Endearing work, immense inspiration and an immaculate inscription is not enough. Authoring a book comes with an unending responsibility to improve. Perfection can be achieved while simultaneously keeping in mind that it is extremely difficult to criticise your own work. Becoming a self-editor is like performing your own surgery. It is inevitable. These few tips will replenish your mind and help you edit your work (multiple genres) like a brilliant editor-
A monotonous manuscript can be monstrous-
This isn’t just a tongue twister; it is cruel to expect yourself to read your work repetitively to find errors. This is going to be monotonous and tedious. What you should do is, alienate your mind from your work for a while. It is important to rejuvenate and see it with fresh eyes. Not only will you enjoy reading your work again, nevertheless it will give you innovative perspectives. So take a few days off, forget about your work and then resume.
Me, Myself and I
Everyone is inspired by a particular style of writing; it could be persuasive, narrative, expository or even descriptive. Now, sub-consciously your work is a manifestation of something you have seen or read. This tends to exploit your originality. Tip- Don’t ready anyone else’s work, it is highly influential. Let your RAW mind create and write.
Your brain codes well, you can raed sentences easily, without noticing any mistakse. The problem with this is, you cannot keep spell checking and reviewing sentences. Hence, raed it out loud! Get a patient friend to witness you reading out your manuscript word to word. This will help eliminate any errors and also help you hear how your work sounds. Don’t use any applications or digital assistance. It won’t hepl. (Disclaimer: I demonstrated how easily it is to overlook minute mistakes)
Long.. longer… wait where did it start?
Often, I notice authors over extending their lines to a range where he/she loses context. That is a huge set-back. No one enjoys reading back and forth and losing focus towards the middle. Cut your sentences short. You do not have a word limit. Neither do you have any restrictions to convey your idea. This includes spacing, which is essential. With every new paragraph evolves a new idea. Focus on keeping it short and to the point.

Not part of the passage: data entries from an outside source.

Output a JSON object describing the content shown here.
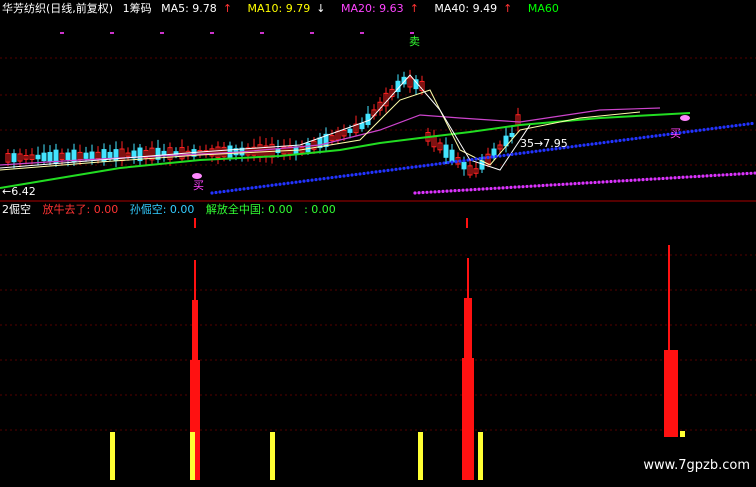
{
  "header": {
    "stock": "华芳纺织(日线,前复权)",
    "chip": "1筹码",
    "ma5": "MA5: 9.78",
    "ma10": "MA10: 9.79",
    "ma20": "MA20: 9.63",
    "ma40": "MA40: 9.49",
    "ma60": "MA60",
    "arrow_up": "↑",
    "arrow_down": "↓",
    "colors": {
      "ma5": "#ffffff",
      "ma10": "#ffff00",
      "ma20": "#ff00ff",
      "ma40": "#ffffff",
      "ma60": "#00ff00",
      "up": "#ff3333",
      "down": "#ffffff",
      "stock": "#ffffff"
    }
  },
  "price_labels": {
    "low": "←6.42",
    "mid": "35→7.95",
    "sell": "卖",
    "buy1": "买",
    "buy2": "买"
  },
  "indicator": {
    "name": "2倔空",
    "item1": "放牛去了: 0.00",
    "item2": "孙倔空: 0.00",
    "item3": "解放全中国: 0.00",
    "item4": ": 0.00",
    "colors": {
      "name": "#ffffff",
      "item1": "#ff3333",
      "item2": "#33ccff",
      "item3": "#33ff33",
      "item4": "#33ff33"
    }
  },
  "watermark": "www.7gpzb.com",
  "theme": {
    "bg": "#000000",
    "bull": "#ff2222",
    "bear": "#44e5ff",
    "grid": "#550000",
    "blue_dots": "#2233ff",
    "magenta_dots": "#dd33ff",
    "green_line": "#22dd22",
    "yellow_bar": "#ffff33",
    "red_bar": "#ff1111"
  }
}
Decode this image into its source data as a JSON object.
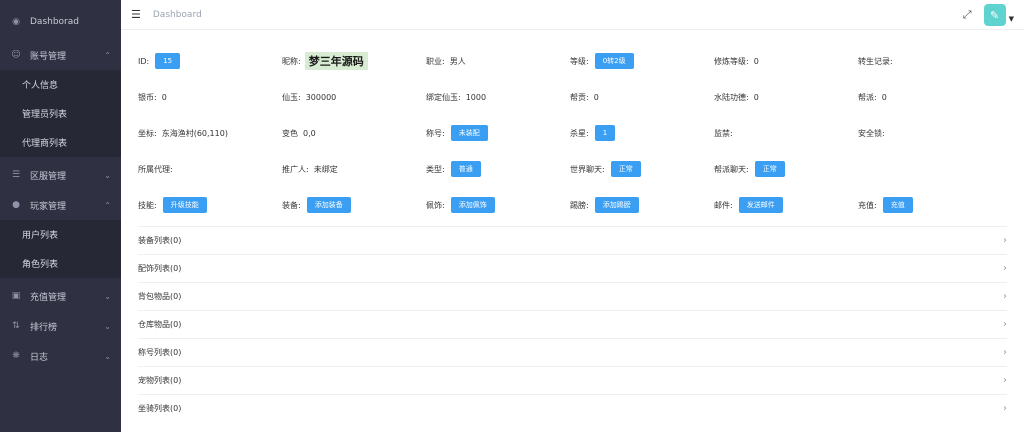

Yes you read that right, it is important to use relevant words simplistically. How does one do so? Use a thesaurus. You will enhance your vocabulary and do justice to your work. Avoid using adverbs in sentences, for example “She ran so quickly.” This can easily convert to “She sprinted.” On the other hand, do not use words out of context, for example “She has a gargantuan heart.” As far as possible, keep it simple, like “She has a big heart.” Simplicity has its own charm.
Is that really necessary or very irrelevant
Stop using the words “really” and “very.” It is going to seep away your reader’s interest in seconds and you’ll find yourself sounding like a venting teenager. There is a limit to exaggeration which you need to observe. Draw the line where you begin to use it, “really.”
Do not underestimate your audience
Your audience is diverse, give them some credit. Avoid excessive stage direction where you have to describe every body gesture. It is very annoying to read through repetitive body language. The solution is to convey this in an obvious and less overstated narrative.
Also, keep in mind that the urge to explain is going to pour out like a tsunami. Obviously, you wish to bring clarity of thought through your work, which often goes wrong. For example- Ronald was angry. He punched against the rusted window, the metal cringed. He said angrily “Shut up.” You don’t have to communicate the aggression in different sentences. We get it. Ronald was cross.
It is unfair as well as impossible to comment on content, that being subjective. I highly recommend mapping out your plot and characters in advance to avoid overlap. There has to be a story, if you are convinced there is, make a friend read your work. Often, writers forget the narrative being followed. Gain perspective without forgetting your roots. Focus on your content, then moving to…..
Your work is an independent and will derive its own form and personality. Yet again, you need to stick to a format to prevent a hap hazard formula which will result in distractions. For instance if your book is a series of monologues, your tone is essential. Moreover, your format and norms are critical.
Keep in mind these few tips and I am certain you’ll be good to go!